Dying to Forget: Oil, Power, Palestine, and the Foundations of U.S. Policy in the Middle East by Irene GendzierDying to Forget: Oil, Power, Palestine, and the Foundations of U.S. Policy in the Middle East by Irene Gendzier

Dying to Forget: Oil, Power, Palestine, and the Foundations of U.S. Policy in the Middle East

byIrene Gendzier

Paperback | November 22, 2016

Pricing and Purchase Info

$37.00

Earn 185 plum® points
Quantity:

Ships within 1-3 weeks

Ships free on orders over $25

Available in stores

about

Irene L. Gendzier presents incontrovertible evidence that oil politics played a significant role in the founding of Israel, the policy then adopted by the United States toward Palestinians, and subsequent U.S. involvement in the region. Consulting declassified U.S. government sources, as well as papers in the H.S. Truman Library, she uncovers little-known features of U.S. involvement in the region, including significant exchanges in the winter and spring of 1948 between the director of the Oil and Gas Division of the Interior Department and the representative of the Jewish Agency in the United States, months before Israel's independence and recognition by President Truman.

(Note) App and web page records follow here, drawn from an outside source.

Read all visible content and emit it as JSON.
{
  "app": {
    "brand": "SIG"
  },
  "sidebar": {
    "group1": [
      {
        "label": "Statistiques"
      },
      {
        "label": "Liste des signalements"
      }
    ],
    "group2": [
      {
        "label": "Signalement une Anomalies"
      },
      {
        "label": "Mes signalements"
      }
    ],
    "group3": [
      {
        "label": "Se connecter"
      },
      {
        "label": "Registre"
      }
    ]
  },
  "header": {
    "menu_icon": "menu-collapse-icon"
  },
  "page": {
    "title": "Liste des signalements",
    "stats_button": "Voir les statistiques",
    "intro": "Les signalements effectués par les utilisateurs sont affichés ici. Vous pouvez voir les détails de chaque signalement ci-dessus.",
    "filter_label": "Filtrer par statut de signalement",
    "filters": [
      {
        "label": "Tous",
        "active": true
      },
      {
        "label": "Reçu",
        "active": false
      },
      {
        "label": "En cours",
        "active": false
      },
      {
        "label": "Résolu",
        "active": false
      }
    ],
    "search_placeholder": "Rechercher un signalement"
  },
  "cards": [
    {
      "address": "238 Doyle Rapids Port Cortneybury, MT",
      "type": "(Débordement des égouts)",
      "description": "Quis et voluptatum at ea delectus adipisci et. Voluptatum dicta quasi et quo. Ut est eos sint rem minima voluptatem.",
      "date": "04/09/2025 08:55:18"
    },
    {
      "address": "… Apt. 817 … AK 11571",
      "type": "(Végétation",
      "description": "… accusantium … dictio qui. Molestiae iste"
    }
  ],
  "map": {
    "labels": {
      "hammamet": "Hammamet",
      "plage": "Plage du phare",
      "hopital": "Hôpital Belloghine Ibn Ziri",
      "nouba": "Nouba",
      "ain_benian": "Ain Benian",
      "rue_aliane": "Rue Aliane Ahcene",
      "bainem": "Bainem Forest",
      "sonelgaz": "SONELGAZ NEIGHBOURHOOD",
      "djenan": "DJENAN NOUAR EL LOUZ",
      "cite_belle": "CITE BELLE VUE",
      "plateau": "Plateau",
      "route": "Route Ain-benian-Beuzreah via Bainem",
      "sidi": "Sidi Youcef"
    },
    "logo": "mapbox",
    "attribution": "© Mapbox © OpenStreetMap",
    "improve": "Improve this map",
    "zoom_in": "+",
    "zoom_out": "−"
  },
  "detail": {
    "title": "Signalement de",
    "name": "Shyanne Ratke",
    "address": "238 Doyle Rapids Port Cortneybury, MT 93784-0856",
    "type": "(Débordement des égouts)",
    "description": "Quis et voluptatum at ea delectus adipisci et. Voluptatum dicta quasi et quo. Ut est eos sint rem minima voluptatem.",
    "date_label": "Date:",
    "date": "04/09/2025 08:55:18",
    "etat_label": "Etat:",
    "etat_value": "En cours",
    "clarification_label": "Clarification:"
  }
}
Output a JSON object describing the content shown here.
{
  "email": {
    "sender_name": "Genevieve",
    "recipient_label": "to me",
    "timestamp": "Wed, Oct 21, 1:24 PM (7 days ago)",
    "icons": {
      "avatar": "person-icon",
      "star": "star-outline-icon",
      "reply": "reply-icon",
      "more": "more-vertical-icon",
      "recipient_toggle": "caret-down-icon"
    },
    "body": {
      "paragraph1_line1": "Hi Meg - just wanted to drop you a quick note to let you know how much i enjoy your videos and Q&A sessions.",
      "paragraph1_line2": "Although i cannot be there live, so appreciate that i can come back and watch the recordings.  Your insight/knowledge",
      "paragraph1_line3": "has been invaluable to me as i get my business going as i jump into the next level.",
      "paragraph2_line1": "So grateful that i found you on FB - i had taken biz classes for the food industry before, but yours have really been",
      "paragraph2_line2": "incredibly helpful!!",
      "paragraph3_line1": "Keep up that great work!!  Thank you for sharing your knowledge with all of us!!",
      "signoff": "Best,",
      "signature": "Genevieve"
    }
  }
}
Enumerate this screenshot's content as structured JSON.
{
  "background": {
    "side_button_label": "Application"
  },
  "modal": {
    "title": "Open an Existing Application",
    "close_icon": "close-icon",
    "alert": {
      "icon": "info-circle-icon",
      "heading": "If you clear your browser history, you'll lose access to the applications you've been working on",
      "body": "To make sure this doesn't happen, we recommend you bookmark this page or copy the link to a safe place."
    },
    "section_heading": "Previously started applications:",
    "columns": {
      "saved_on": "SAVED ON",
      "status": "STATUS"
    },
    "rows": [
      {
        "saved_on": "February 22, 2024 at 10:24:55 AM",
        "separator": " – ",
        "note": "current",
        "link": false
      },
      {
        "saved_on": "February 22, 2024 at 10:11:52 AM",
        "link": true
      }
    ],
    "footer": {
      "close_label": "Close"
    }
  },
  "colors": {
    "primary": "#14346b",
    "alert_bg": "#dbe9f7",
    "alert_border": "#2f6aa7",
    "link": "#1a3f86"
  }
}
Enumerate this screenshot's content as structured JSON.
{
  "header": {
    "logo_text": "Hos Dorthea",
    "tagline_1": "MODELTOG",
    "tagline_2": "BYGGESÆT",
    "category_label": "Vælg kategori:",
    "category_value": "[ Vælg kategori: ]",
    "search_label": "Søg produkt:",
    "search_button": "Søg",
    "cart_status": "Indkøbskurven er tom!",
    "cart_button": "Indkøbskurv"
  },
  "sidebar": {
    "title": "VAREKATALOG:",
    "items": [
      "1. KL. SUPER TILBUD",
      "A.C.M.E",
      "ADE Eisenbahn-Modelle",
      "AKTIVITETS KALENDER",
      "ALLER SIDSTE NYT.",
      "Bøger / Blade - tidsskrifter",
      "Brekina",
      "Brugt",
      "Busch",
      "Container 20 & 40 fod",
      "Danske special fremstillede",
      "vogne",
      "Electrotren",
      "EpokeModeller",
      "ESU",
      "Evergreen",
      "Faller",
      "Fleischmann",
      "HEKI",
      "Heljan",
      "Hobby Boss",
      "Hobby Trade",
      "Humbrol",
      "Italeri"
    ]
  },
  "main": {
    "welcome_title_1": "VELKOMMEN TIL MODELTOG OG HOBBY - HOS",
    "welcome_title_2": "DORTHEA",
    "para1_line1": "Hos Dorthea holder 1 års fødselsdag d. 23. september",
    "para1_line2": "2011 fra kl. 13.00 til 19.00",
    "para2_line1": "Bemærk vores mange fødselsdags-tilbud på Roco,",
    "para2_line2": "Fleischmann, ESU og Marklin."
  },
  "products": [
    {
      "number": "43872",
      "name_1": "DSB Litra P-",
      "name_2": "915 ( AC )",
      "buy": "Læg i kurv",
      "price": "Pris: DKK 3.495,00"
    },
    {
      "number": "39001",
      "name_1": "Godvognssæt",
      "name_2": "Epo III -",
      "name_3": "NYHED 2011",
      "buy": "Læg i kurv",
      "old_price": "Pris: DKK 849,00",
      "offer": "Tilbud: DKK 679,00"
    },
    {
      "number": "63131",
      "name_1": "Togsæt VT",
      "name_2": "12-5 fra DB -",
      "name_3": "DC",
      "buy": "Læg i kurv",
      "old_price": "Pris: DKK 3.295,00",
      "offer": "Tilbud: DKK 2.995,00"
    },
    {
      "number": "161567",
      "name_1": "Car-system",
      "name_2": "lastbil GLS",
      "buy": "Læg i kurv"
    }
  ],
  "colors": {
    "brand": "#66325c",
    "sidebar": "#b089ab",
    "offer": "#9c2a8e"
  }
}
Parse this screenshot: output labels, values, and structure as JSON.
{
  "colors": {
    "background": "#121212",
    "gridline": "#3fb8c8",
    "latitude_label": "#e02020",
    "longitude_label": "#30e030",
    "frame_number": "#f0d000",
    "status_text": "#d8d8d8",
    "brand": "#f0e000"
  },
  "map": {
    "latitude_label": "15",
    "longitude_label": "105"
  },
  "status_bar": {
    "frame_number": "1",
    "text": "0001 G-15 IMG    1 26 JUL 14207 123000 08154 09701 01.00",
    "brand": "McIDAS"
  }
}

Gendzier also shows that U.S. consuls and representatives abroad informed State Department officials, including the Secretary of State and the President, of the deleterious consequences of partition in Palestine. Yet the attempt to reconsider partition and replace it with a UN trusteeship for Palestine failed, jettisoned by Israel's declaration of independence. The results altered the regional balance of power and Washington's calculations of policy toward the new state. Prior to that, Gendzier reveals the U.S. endorsed the repatriation of Palestinian refugees in accord with UNGA Res 194 of Dec. 11, 1948, in addition to the resolution of territorial claims, the definition of boundaries, and the internationalization of Jerusalem. But U.S. interests in the Middle East, notably the protection of American oil interests, led U.S. officials to rethink Israel's military potential as a strategic ally. Washington then deferred to Israel with respect to the repatriation of Palestinian refugees, the question of boundaries, and the fate of Jerusalem-issues that U.S. officials have come to realize are central to the 1948 conflict and its aftermath.

Irene L. Gendzier is professor emerita in the Department of Political Science at Boston University. She is also the author of Notes from the Minefield: United States Intervention in Lebanon and the Middle East, 1945-1958 and Frantz Fanon: A Critical Study, and she is a coeditor, with Richard Falk and Robert Lifton, of Crimes of War: I...
Loading
Title:Dying to Forget: Oil, Power, Palestine, and the Foundations of U.S. Policy in the Middle EastFormat:PaperbackDimensions:432 pagesPublished:November 22, 2016Publisher:Columbia University PressLanguage:English

The following ISBNs are associated with this title:

ISBN - 10:0231152892

ISBN - 13:9780231152891

Look for similar items by category:

Reviews

Table of Contents

AcknowledgmentsPreface to the Paperback Edition: The U.S. Record on Israel and Palestine, 1948Introduction: Open SecretsPart I: The Postwar Petroleum Order and the Palestine Question, 1945-19461. The Primacy of Oil2. The Palestine Question: 1945Part II: The Question of Partition and the Oil Connection, 1947-19483. The Critical Year: 19474. The Winter of Discontent: 19485. The Oil ConnectionPart III: Beware "Anomalous Situations," 19486. The Transformation of Palestine7. Truce and Trusteeship8. Recognition and ResponsePart IV: Rethinking U.S. Policy in Palestine/Israel, 19489. Reconsidering U.S. Policy in Palestine10. The Palestine Refugee Problem11. The State Department on the RecordPart V: The End as the Beginning, 1948-4912. The PCC, Armistice, Lausanne, and Palestinian Refugees13. The View from the Pentagon and the National Security Council14. The Israeli-U.S. Oil Connection and Expanding U.S. Oil InterestsPart VI: In Place of a ConclusionReflections on Discovery, Denial, and DeferralNotesIndex

Editorial Reviews

Gendzier shows an impressive command of far-ranging material.